***** EXCERPTED RECORDS *****

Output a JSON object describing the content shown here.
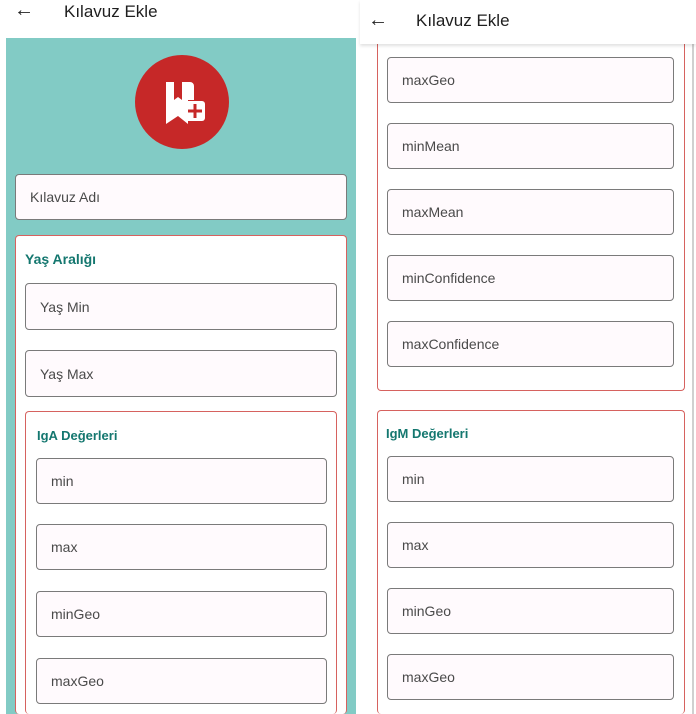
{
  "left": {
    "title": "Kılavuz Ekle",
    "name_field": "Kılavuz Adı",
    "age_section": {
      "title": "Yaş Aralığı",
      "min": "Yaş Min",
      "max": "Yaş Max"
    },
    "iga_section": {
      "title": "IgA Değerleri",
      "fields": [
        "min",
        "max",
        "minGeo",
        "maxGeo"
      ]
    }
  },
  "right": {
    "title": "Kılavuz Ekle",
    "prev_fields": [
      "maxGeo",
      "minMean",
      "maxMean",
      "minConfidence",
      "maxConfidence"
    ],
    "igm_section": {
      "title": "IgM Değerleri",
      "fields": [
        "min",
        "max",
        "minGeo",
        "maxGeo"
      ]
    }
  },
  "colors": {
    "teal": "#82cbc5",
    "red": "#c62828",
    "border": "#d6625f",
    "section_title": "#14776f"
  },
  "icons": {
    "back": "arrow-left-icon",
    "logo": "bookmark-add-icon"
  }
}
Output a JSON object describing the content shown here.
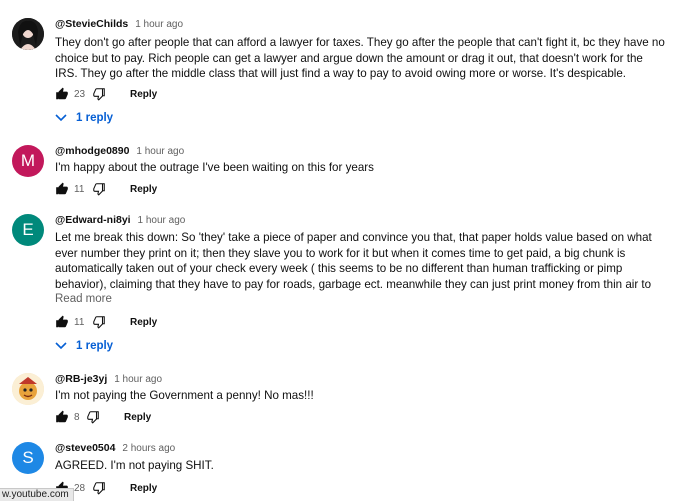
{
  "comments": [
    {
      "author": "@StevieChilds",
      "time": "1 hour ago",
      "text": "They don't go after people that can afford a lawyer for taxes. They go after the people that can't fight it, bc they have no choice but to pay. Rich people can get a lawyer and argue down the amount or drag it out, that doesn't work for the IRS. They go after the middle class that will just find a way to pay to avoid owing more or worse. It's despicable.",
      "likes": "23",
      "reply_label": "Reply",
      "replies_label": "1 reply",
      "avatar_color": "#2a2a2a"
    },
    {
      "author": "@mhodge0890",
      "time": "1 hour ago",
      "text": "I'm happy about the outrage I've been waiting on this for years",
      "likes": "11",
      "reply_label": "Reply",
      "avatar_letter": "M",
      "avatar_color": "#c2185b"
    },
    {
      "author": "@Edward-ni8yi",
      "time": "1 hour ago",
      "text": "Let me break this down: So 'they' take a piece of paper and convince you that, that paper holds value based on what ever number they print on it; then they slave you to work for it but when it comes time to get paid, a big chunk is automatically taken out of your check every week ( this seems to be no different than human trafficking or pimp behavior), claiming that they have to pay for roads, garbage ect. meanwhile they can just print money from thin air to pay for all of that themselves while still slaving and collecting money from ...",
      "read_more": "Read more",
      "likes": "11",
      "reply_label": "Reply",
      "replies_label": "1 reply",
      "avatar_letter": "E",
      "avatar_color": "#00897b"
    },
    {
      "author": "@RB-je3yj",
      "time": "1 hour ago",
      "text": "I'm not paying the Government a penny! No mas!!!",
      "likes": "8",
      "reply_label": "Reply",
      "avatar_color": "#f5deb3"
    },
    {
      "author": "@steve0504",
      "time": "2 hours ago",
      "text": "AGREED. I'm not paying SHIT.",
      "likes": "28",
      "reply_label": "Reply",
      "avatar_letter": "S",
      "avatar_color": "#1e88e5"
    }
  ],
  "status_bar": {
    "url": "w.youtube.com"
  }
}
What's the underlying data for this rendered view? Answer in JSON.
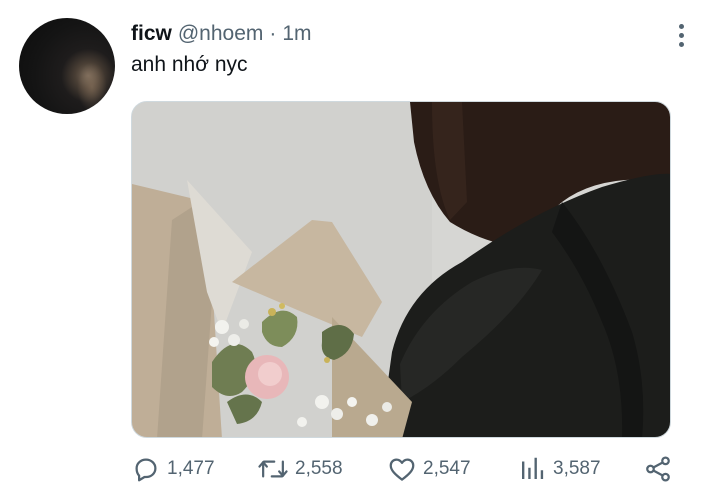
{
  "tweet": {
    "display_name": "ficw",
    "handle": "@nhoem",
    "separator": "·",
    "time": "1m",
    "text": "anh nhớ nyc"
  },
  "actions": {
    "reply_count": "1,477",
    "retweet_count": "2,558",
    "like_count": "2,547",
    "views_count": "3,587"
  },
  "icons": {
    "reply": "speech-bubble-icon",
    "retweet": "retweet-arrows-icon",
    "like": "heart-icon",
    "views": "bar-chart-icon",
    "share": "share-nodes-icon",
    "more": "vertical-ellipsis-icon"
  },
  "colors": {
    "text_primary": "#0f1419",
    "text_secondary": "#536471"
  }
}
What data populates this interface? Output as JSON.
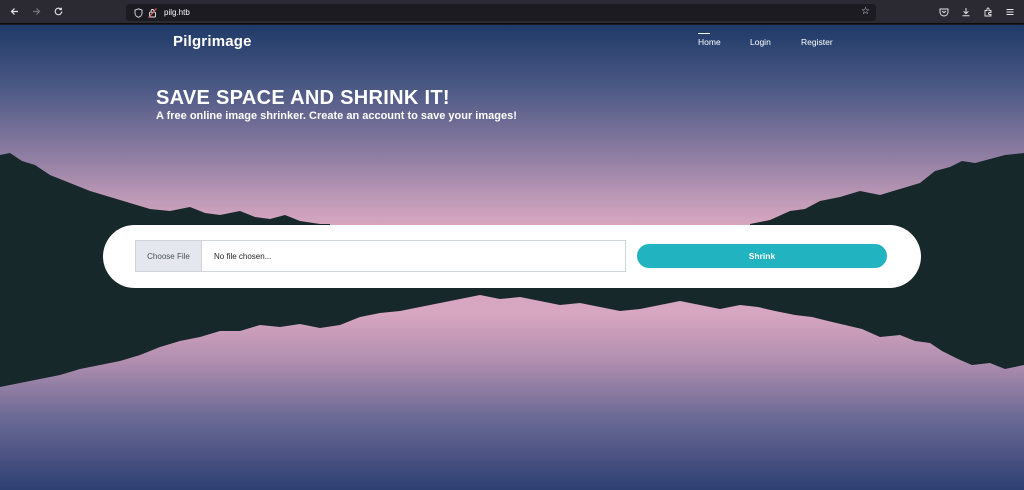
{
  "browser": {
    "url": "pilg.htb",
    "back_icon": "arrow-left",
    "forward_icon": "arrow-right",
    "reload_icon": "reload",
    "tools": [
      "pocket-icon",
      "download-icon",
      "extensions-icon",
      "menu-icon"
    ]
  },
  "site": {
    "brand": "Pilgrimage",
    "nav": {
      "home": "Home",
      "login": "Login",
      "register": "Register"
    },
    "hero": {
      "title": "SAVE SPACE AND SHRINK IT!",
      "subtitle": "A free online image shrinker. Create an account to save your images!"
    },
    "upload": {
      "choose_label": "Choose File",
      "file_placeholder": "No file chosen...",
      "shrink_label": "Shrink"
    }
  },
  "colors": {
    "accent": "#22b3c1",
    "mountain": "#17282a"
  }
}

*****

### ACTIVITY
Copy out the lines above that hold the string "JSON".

### WORKED SOLUTION
Output a JSON object describing the content shown here.
Output a JSON object describing the content shown here.
What's the underlying data for this rendered view? Answer in JSON.
What data populates this interface? Output as JSON.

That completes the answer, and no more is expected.